Jagdish Bhagwati is IIT Chicago-Kent's 2010 Centennial Visitor

Noted economist to speak at Chicago-Kent on March 3

Wednesday, February 3, 2010

Columbia University professor Jagdish Bhagwati has been named Chicago-Kent College of Law's Centennial Visitor for 2010. Professor Bhagwati will deliver the 2010 Centennial Lecture, "U.S. Trade Policy: Why the Drift Is Dangerous," at 3 p.m. on March 3 in the Judge Abraham Lincoln Marovitz Courtroom at Chicago-Kent College of Law, 565 West Adams Street (between Clinton and Jefferson streets) in Chicago. The lecture is free and open to the public, but reservations are requested. A reception will follow the lecture.

Professor Jagdish Bhagwati of Columbia University
Professor Jagdish Bhagwati of Columbia University

Jagdish Bhagwati is University Professor at Columbia University and a senior fellow in international economics at the Council on Foreign Relations. Widely regarded as the preeminent international trade economist today, Professor Bhagwati has also made contributions to public finance, immigration, and the new theory of political economy.

Between 1991 and 1993, Professor Bhagwati served as economic policy adviser to the late Arthur Dunkel, director general of GATT. He was a special adviser to the United Nations on Globalization, and external adviser to the World Trade Organization (WTO). Professor Bhagwati was appointed by the WTO director general to the Expert Group on the Future of the WTO, and served on the advisory committee to former UN Secretary General Kofi Annan on the New Partnership for Africa's Development (NEPAD). Under the chairmanship of former Brazilian President Fernando Henrique Cardoso, he also served as a member of the Eminent Persons Group on the future of the United Nations Conference on Trade and Development (UNCTAD).

A native of India, Professor Bhagwati graduated from Cambridge University. He studied at MIT and Oxford before returning to India as a professor of economics at the Indian Statistical Institute. Professor Bhagwati was a professor of international trade at the Delhi School of Economics. He returned to the United States to join the MIT faculty, where he taught for twelve years before leaving as the Ford International Professor of Economics.

Professor Bhagwati joined the Columbia faculty in 1980. He uniquely combines major scholarly contributions to the postwar theory of commercial policy with a substantial presence in the media, where he has frequently written in leading newspapers and magazines, including the New York Times, the Wall Street Journal, the Financial Times, the New Republic, the Times Literary Supplement, the Economist and Foreign Affairs.

His works include In Defense of Globalization (Oxford University Press 2004), Free Trade Today (Princeton University Press 2002), Protectionism (MIT Press 1988) and A Stream of Windows: Unsettling Reflections on Trade, Immigration and Democracy (MIT Press 1998). Professor Bhagwati's book India: Planning for Industrialization (Oxford University Press 1970), co-authored with his wife and Columbia University economics professor Padma Desai, provided the intellectual case for the economic reforms now underway in India.

Professor Bhagwati is the recipient of six festschrifts in his honor, the latest three on his 70th birthday.

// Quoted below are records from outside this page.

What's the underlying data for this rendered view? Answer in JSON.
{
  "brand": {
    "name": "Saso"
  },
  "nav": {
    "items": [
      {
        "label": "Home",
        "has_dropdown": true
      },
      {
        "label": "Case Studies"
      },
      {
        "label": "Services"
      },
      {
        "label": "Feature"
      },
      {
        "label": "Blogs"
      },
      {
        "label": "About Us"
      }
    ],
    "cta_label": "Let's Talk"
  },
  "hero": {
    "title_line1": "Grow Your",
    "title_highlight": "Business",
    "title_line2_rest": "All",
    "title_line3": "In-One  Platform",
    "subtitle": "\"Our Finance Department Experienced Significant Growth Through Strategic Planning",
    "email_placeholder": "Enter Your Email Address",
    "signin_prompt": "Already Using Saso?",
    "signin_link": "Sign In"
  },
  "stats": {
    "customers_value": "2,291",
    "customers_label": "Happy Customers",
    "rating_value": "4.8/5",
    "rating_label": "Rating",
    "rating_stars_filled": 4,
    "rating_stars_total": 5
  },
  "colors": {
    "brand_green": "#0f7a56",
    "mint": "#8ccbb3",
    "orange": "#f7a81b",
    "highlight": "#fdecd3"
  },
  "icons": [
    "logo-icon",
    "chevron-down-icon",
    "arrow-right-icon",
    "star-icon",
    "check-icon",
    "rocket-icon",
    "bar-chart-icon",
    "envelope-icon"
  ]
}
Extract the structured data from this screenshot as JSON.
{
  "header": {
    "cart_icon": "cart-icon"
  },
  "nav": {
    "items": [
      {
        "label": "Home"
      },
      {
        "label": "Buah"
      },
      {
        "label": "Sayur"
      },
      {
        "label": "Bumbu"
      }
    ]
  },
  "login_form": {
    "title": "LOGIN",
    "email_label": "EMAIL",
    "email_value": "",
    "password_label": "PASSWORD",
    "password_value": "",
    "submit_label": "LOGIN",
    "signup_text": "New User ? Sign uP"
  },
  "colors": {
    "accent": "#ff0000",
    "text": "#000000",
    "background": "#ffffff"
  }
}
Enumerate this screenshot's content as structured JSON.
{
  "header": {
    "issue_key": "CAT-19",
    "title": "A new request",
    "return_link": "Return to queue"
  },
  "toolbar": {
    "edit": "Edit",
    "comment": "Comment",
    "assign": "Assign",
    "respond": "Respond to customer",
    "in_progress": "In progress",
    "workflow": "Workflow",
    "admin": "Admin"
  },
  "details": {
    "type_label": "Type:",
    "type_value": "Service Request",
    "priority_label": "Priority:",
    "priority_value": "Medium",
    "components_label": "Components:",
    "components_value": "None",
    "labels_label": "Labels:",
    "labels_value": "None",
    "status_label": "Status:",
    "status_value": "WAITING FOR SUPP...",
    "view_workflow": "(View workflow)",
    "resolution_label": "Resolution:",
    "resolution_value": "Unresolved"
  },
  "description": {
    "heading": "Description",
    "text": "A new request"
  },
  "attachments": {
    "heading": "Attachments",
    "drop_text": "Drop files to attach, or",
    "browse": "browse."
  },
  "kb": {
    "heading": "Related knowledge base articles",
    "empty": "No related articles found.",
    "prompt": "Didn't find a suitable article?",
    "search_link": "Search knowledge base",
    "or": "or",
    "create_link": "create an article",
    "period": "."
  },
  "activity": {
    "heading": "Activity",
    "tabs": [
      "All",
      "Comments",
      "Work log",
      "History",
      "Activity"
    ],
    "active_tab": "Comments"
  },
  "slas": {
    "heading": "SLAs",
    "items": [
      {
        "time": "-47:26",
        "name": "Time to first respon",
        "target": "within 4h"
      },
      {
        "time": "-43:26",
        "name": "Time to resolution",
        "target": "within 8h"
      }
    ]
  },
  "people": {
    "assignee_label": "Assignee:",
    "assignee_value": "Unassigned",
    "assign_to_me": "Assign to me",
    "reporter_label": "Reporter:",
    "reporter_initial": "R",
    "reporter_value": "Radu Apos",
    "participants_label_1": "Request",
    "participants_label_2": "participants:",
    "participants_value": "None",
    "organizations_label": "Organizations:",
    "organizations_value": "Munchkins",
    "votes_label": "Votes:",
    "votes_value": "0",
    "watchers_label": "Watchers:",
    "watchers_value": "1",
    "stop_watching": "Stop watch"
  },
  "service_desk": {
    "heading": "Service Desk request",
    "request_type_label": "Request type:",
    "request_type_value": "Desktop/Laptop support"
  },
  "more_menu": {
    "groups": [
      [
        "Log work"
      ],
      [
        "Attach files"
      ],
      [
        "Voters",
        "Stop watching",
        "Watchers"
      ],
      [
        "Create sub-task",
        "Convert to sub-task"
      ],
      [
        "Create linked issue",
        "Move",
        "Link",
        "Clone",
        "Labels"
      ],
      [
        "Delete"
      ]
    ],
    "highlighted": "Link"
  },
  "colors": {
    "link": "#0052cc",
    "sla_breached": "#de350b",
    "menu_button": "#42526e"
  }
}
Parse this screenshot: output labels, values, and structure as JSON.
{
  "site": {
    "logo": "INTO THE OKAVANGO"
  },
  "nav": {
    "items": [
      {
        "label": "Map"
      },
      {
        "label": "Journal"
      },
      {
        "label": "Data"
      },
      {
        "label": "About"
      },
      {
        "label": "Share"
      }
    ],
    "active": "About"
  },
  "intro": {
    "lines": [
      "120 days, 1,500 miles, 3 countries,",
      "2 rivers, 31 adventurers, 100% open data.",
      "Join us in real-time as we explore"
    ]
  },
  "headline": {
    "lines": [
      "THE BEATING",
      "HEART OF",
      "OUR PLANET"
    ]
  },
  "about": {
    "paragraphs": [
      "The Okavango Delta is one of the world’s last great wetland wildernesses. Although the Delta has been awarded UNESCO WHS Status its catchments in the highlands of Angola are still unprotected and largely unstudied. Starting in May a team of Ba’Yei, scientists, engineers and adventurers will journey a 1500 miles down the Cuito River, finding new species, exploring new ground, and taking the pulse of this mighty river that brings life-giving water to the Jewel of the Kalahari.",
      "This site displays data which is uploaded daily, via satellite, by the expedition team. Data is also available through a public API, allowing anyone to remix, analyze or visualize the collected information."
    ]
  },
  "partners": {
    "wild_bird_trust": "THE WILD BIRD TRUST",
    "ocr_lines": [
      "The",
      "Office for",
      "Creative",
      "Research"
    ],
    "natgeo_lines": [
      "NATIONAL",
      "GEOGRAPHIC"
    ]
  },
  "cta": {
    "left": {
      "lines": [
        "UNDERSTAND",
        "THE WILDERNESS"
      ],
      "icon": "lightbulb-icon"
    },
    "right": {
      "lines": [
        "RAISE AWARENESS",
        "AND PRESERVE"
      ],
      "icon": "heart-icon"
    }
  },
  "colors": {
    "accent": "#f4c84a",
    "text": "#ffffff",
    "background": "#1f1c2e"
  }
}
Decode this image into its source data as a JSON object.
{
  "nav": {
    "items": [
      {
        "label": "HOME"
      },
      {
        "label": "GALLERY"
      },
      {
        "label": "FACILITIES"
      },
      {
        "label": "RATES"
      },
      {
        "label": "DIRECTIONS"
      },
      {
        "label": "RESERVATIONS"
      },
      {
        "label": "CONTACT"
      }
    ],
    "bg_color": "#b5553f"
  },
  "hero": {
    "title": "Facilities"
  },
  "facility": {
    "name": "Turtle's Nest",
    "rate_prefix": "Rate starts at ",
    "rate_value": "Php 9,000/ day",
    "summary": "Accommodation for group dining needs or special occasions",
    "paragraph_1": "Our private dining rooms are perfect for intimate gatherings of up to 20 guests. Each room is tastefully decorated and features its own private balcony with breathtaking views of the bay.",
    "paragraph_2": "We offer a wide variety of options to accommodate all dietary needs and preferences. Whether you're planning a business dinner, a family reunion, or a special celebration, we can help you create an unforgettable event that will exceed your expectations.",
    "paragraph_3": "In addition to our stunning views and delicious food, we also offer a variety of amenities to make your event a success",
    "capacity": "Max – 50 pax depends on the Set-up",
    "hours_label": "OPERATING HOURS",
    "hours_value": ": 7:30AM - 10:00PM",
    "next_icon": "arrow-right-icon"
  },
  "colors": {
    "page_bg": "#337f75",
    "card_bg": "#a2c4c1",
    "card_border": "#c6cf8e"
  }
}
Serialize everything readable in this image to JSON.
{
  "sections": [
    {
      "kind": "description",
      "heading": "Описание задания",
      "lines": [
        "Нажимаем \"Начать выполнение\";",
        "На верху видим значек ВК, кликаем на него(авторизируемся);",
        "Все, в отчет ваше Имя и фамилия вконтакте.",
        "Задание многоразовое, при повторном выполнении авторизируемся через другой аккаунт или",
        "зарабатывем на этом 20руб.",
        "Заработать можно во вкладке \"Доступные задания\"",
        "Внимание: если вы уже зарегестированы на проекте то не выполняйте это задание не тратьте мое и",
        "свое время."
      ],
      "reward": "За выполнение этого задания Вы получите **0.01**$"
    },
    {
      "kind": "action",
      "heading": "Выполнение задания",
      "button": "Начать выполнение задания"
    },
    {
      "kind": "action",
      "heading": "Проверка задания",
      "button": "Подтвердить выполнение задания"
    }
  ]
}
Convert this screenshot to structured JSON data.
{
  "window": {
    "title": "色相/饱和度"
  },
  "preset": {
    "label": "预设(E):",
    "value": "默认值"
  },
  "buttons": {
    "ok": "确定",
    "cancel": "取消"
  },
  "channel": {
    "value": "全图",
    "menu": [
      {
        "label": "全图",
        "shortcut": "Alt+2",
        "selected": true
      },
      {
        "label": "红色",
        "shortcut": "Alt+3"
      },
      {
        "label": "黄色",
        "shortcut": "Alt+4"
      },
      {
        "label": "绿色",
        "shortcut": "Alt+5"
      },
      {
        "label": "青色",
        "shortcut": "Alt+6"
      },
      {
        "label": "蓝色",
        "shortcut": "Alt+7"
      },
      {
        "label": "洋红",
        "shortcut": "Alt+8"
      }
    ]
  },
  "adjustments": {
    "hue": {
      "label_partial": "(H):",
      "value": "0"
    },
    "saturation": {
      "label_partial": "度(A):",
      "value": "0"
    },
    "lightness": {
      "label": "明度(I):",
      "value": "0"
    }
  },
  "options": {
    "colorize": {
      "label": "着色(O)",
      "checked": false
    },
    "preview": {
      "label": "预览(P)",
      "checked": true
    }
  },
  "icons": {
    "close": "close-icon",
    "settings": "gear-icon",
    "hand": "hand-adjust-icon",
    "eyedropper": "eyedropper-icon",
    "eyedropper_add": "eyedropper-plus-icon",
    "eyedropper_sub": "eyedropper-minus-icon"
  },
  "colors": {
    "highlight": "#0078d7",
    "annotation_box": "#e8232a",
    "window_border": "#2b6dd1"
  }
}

He has also received numerous prizes and honorary degrees, the latest from the London School of Economics, including awards from the governments of India (Padma Vibhushan) and Japan (Order of the Rising Sun, Gold and Silver Star).

Chicago-Kent College of Law is the law school of Illinois Institute of Technology, a private, Ph.D.-granting institution with programs in engineering, psychology, architecture, business, design and law. The Centennial Visitor lecture series was inaugurated in fall 1987 as part of a year-long celebration to mark the founding of Chicago College of Law, forerunner of Chicago-Kent, in 1888. Previous lectures have included Hon. Harry T. Edwards, U.S. Court of Appeals for District of Columbia Circuit; Hon. Stephen M. Schwebel of the International Court of Justice in the Hague; and Princeton University Professor Hendrik Hartog.